Bikers Roll Out in Support of Ronald McDonald House

Most of us are aware of the Ronald McDonald houses. The very first one was called ‘the house that love built’ and opened in Philadelphia in 1974. Eagle’s football player Fred Hill had a daughter Kim being treated for leukemia at that time. Spending days and nights on waiting room benches for three years and seeing other parents going through the same situation, many unable to afford hotel rooms, Hill and his wife felt there had to be a better way.

With the help of donations from the local McDonald’s restaurant and his teammates, Hill made the first Ronald McDonald House possible. The charities group for the project was formed in 1984 in memory of McDonald’s founder Ray Kroc, well known as a strong advocate for children.

 The first European Ronald McDonald House (RMH) opened in Amsterdam in 1985 and soon there were 88 of these homes worldwide. By the following year, the 100th RMH opened, this one in New York. Scholarships were soon being awarded to graduating high school seniors and an Award of Excellence for the founder of Head Start. By 1987 millions of dollars had been raised, a recycling program established, grants received and endowment gifts given to each RMH in the United States.

In the year 1994 RM houses opened in Brazil, Australia and New Zealand, bringing the total number of houses to 164 in 12 countries and increasing to 200 houses just six years later. This charity was voted one of ‘America’s 100 Best Charities of 2002’ for the second year in a row. With the donation of $60 million dollars by the widow of Mr. Kroc, 20 more family rooms opened bringing that number to 80 rooms in 10 countries. And here we are in 2012 with 309 RM houses in 52 countries, 44 RM care mobiles and 161 RM family rooms. The little girl who inspired all this, the football player’s daughter, passed away at the age of 44, but not before she saw the good that came from her illness.

Now the RMH charity has come to Fairfield County and Richland County. On June 9, more than 150 motorcycle riders travelled 72 miles in support of Ronald McDonald House Charities. This was the 11th annual charity ride called ‘RIDN 4 RNLD.’ The ride began and ended at Thunder Tower Harley-Davidson. The first bikers left at 11 a.m. with the last group leaving at noon. Refreshment stops were made a Gadget’s in Lugoff, Yesteryear’s restaurant in Ridgeway, Scottie’s Café & Grill in Blythewood and Darrell’s Place in Columbia. We went to Scottie’s to greet and speak to the riders. They were staggered in their arrival, several groups coming in at different times.
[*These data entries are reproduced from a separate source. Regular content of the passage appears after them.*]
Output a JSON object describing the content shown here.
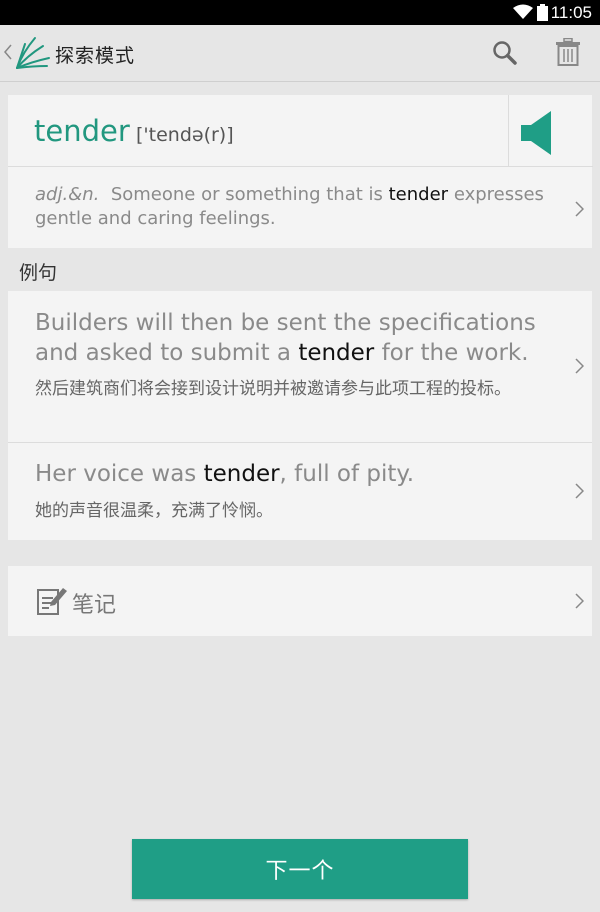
{
  "status_bar": {
    "time": "11:05"
  },
  "action_bar": {
    "title": "探索模式"
  },
  "word_card": {
    "word": "tender",
    "phonetic": "['tendə(r)]",
    "definition": {
      "pos": "adj.&n.",
      "text_before": "Someone or something that is",
      "highlight": "tender",
      "text_after": "expresses gentle and caring feelings."
    }
  },
  "examples": {
    "section_label": "例句",
    "items": [
      {
        "en_before": "Builders will then be sent the specifications and asked to submit a",
        "highlight": "tender",
        "en_after": "for the work.",
        "zh": "然后建筑商们将会接到设计说明并被邀请参与此项工程的投标。"
      },
      {
        "en_before": "Her voice was",
        "highlight": "tender",
        "en_after": ", full of pity.",
        "zh": "她的声音很温柔，充满了怜悯。"
      }
    ]
  },
  "note": {
    "label": "笔记"
  },
  "next_button": {
    "label": "下一个"
  },
  "colors": {
    "accent": "#1f9e86",
    "word": "#21977f"
  }
}
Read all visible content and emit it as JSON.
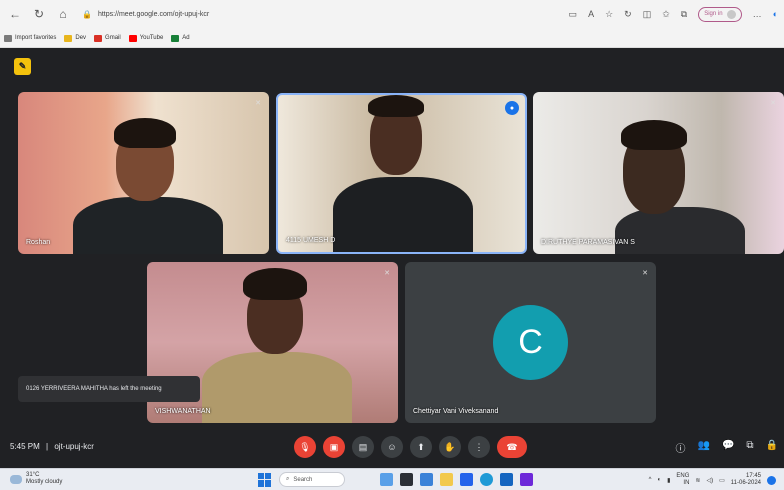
{
  "browser": {
    "url": "https://meet.google.com/ojt-upuj-kcr",
    "signin_label": "Sign in",
    "bookmarks": [
      {
        "label": "Import favorites",
        "color": "#7a7a7a"
      },
      {
        "label": "Dev",
        "color": "#e8b51c"
      },
      {
        "label": "Gmail",
        "color": "#d93025"
      },
      {
        "label": "YouTube",
        "color": "#ff0000"
      },
      {
        "label": "Ad",
        "color": "#188038"
      }
    ]
  },
  "participants": [
    {
      "name": "Roshan",
      "mic_icon": "mic-off-icon"
    },
    {
      "name": "4115 UMESH D",
      "speaking": true
    },
    {
      "name": "DIRUTHYE PARAMASIVAN S",
      "mic_icon": "mic-off-icon"
    },
    {
      "name": "VISHWANATHAN",
      "mic_icon": "mic-off-icon"
    },
    {
      "name": "Chettiyar Vani Viveksanand",
      "avatar_letter": "C",
      "avatar_color": "#129eaf",
      "mic_icon": "mic-off-icon"
    }
  ],
  "toast": "0126 YERRIVEERA MAHITHA has left the meeting",
  "meeting": {
    "time": "5:45 PM",
    "separator": "|",
    "code": "ojt-upuj-kcr"
  },
  "taskbar": {
    "temp": "31°C",
    "weather": "Mostly cloudy",
    "search": "Search",
    "lang": "ENG",
    "lang_sub": "IN",
    "time": "17:45",
    "date": "11-06-2024"
  },
  "colors": {
    "accent": "#1a73e8",
    "end_call": "#ea4335",
    "badge": "#f4c20d"
  }
}
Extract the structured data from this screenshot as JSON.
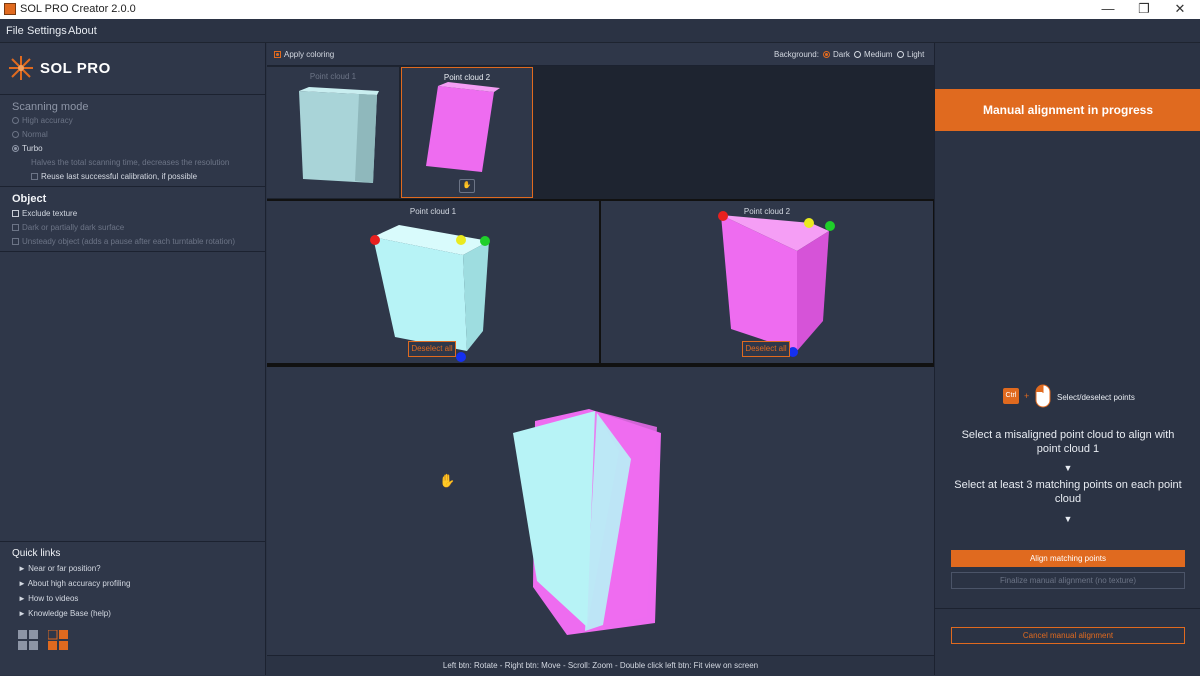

They were hot and thirsty and enjoyed the stop-over at Scottie’s cool café for a drink and to get out of the 91-degree heat.

When the riders returned to the Thunder Tower they enjoyed food, beverages, live entertainment, a raffle, prize drawings and gift certificates. The participants paid a fee of $20 for riders and $10 for passengers and all proceeds went directly to benefit RMH Charities. More than 350 families are helped through the program. These families are seeking shelter and solace during stressful times. RMH provides these families a safe and caring home-away-from-home so they can be close to their hospitalized child.

If you missed this event, please watch for Lights of Hope in July; Sam’s Fine Wine & Spirits Tasting, Sept. 14; Gala & Golf, Oct. 4 – 5; Lake Carolina Wine & Food Festival, Oct. 13; McHappy Day, Nov. 20 and On Angel’s Wings in December. As Jennifer Kresslein, Development Director, said, “We truly appreciate the support from the biker community as it is because of fundraising events like RIDN 4 RNDL that we are able to continue providing the highest level of care and comfort for families of critically ill and injured children through our cornerstone programs, the Ronald McDonald House and the Ronald McDonald Family Room.”

God bless the 150-plus bikers, the four restaurant owners and those who turned out to show support for the riders as they raised money for this worthy cause.